EXERCISE DESCRIPTION
The result should be every line in the material below containing the string "icon".

DATA SHOWN
Content starts
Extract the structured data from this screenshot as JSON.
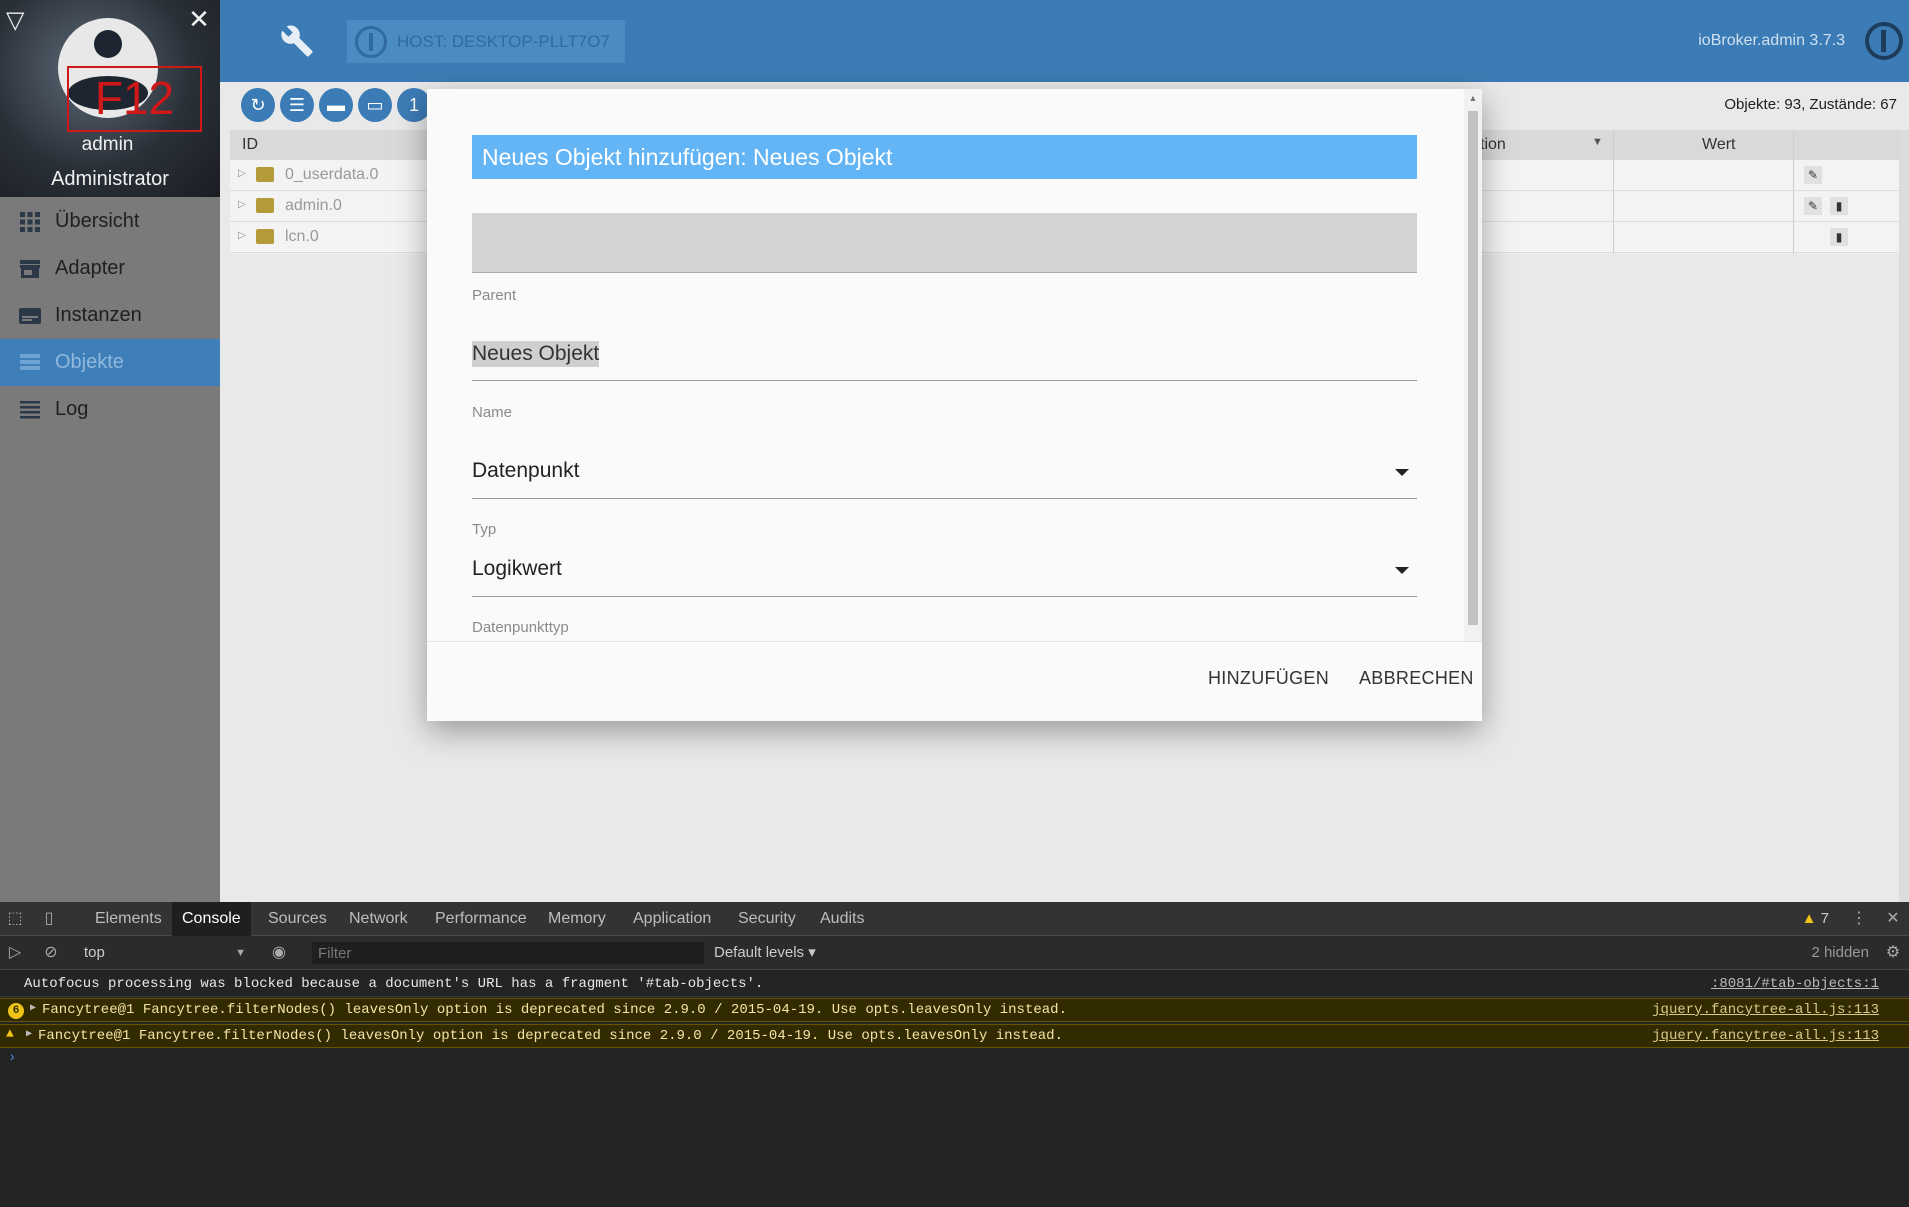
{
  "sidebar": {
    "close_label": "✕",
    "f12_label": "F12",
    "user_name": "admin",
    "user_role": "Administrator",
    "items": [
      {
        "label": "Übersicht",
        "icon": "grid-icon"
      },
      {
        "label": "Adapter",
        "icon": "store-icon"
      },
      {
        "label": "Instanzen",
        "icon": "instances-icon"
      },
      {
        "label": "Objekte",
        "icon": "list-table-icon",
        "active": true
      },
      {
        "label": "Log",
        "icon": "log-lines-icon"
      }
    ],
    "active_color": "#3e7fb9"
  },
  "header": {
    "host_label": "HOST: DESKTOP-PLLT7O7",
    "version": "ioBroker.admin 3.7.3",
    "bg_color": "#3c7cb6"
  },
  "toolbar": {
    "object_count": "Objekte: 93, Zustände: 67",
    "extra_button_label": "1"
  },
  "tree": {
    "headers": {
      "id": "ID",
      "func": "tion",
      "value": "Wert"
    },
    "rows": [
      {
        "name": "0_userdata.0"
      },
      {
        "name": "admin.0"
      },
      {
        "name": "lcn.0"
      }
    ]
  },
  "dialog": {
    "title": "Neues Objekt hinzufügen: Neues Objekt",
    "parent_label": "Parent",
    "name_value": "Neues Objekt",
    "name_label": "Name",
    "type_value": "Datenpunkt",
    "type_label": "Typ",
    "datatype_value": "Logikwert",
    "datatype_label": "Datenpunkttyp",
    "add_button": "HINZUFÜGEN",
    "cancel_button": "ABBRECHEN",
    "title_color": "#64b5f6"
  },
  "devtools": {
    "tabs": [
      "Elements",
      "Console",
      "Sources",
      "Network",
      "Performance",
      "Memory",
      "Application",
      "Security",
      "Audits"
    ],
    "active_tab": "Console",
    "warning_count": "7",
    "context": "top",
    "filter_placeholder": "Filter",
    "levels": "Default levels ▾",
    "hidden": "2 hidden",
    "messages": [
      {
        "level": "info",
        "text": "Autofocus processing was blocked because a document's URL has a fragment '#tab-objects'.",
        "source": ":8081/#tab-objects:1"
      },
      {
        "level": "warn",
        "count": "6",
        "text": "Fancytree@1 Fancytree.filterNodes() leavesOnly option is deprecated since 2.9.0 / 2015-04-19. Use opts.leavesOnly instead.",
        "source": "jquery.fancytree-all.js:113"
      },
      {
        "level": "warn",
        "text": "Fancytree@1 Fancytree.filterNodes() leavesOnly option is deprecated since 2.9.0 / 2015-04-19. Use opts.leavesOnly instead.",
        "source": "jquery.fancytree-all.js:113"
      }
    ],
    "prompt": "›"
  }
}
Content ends
EXERCISE OUTPUT
        "icon": "grid-icon"
        "icon": "store-icon"
        "icon": "instances-icon"
        "icon": "list-table-icon",
        "icon": "log-lines-icon"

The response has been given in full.